  • Train-time related configuration that can affect performance - for instance, pruning strategy, along with more architecture-specific training settings such as G and G0 (as illustrated here)
  • Compile-time related configuration, such as quantization amount, which could affect performance

The end result of all of this configuration is a single model file.

Let's talk questions:

  • If you're not using the default model today, how did you find, explore, and choose the model you're using?
  • What's the right place to find and explore available models? In the README? In the documentation page? On a dedicated models page, or dedicated repo? All three?
  • What's an ergonomic way of choosing a model? Should models have simple-to-understand names (aka, face-2x-grayscale), or should they be more verbose, reflecting their underlying configuration (e.g., esrgan-idealo-div2k-2-1-channel, or esrgan/idealo/div2k/2/1-channel)? If the former, where and how would a user learn more information about the particular model (how it was trained, how to reproduce the results)? If the latter, how do we form that string to effectively communicate the model's configuration?
  • Similar to the above - is it better to specify a single path to a model, or is it better to pass an object denoting that model, something like { dataset: 'DIV2K', scale: 2, channels: 4 }? If the latter, how do we handle cases where we don't have a model for a particular configuration?
  • Is a runtime method useful for returning information about the model?
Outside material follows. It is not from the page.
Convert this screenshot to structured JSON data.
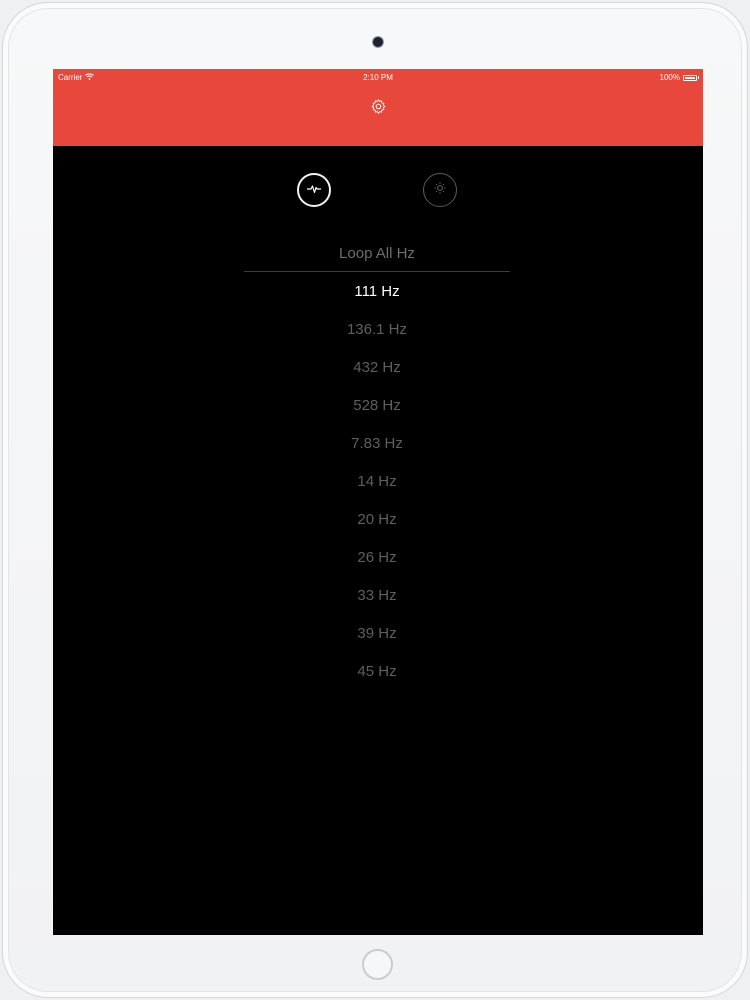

Or will users only be interacting with these things when developing their software (aka, we can communicate a model's configuration offline)?

My top-level thoughts:

  • Making it easy to keep models up-to-date and in-sync is good. I wonder if we could bring the models back into this repo, and use something like lerna to publish two npm packages from this single repo.
  • Redundancy of documentation is probably good (aka, showing information about the models in multiple places is fine, as people get their documentation from all kinds of places).
  • Live interaction in real time is best; there should be a tool that allows for experimentation with different models in real time, that also generates instantiation code for you.

Curious to hear from others on your thoughts!

UPDATE (2/3/22)

Some updates since I wrote this post:

Making it easy to keep models up-to-date and in-sync is good. I wonder if we could bring the models back into this repo, and use something like lerna to publish two npm packages from this single repo.

This is now done. Models live in the repo and are published as a separate package on NPM.

I also set out a roadmap that includes Node support as a precursor, so that's another thing worth considering in this discussion.